ENTRIES PROVIDED =
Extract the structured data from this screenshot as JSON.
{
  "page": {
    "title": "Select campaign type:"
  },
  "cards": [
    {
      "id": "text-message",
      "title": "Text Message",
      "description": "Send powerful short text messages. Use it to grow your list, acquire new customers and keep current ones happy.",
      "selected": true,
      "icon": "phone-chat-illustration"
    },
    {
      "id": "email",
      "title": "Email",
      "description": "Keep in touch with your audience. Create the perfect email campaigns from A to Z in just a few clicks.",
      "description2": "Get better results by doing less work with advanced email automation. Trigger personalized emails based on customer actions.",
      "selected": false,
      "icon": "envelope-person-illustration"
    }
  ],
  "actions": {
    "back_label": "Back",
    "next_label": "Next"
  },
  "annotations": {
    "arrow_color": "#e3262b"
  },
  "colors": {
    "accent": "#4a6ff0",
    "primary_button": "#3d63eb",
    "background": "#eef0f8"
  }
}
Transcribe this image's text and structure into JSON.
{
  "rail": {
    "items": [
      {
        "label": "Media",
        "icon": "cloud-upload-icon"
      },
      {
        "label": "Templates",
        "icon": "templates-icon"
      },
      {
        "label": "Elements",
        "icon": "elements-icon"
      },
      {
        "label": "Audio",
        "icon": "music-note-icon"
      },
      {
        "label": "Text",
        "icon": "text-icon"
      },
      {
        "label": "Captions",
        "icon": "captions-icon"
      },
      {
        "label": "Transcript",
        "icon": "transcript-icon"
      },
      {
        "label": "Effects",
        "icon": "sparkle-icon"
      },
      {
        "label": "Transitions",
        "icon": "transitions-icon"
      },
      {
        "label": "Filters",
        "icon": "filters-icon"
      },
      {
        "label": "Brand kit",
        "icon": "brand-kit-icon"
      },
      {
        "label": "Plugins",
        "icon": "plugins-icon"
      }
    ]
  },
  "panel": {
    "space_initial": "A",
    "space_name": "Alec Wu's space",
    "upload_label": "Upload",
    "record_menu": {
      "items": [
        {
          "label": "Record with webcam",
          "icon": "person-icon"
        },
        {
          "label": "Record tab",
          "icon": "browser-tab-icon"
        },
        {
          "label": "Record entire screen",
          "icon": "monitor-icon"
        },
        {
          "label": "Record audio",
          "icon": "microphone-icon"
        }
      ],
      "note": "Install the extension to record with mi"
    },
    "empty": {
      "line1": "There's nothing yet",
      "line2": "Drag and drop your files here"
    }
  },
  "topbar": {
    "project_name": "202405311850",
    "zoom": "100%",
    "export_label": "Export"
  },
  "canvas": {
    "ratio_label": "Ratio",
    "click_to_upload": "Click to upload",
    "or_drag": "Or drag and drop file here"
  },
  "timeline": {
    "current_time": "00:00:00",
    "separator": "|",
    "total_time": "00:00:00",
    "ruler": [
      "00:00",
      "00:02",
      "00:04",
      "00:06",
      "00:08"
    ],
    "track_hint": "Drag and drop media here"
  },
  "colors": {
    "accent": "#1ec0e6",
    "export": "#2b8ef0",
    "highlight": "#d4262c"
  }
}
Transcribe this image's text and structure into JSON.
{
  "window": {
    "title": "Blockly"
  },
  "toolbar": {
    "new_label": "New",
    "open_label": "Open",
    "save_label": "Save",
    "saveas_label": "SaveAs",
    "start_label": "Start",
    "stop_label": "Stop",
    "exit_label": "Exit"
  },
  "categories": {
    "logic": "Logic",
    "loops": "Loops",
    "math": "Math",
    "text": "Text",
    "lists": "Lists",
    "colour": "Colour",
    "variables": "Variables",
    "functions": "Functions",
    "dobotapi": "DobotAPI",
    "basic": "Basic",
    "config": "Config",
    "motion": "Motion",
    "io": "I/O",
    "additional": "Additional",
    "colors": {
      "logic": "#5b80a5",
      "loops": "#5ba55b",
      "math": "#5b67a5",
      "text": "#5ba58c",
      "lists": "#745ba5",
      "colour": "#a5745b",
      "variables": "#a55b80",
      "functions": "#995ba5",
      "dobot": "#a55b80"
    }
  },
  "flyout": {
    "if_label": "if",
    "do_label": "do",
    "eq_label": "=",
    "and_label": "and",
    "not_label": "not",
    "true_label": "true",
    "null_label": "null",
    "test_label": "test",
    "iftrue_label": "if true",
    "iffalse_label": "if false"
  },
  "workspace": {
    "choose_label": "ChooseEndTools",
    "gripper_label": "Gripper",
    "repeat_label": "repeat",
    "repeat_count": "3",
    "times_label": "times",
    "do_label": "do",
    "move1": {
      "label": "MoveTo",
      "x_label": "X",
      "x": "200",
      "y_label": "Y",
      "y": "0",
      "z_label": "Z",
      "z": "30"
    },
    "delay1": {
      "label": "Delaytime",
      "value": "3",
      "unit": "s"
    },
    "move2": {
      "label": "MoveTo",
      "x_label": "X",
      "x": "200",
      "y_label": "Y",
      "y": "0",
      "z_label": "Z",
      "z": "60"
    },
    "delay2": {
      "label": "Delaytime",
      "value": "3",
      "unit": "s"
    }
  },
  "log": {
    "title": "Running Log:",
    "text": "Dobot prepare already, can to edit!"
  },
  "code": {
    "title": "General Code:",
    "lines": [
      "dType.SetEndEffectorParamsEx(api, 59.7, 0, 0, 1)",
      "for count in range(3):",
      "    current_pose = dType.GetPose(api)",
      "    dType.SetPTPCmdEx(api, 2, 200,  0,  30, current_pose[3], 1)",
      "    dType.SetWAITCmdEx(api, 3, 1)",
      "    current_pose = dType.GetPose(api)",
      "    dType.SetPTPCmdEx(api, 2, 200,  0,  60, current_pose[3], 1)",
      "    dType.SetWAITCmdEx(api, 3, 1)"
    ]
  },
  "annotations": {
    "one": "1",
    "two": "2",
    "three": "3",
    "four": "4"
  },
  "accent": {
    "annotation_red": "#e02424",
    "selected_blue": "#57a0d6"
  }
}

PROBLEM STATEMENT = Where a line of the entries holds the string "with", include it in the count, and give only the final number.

ANSWER TO THIS EXERCISE = 4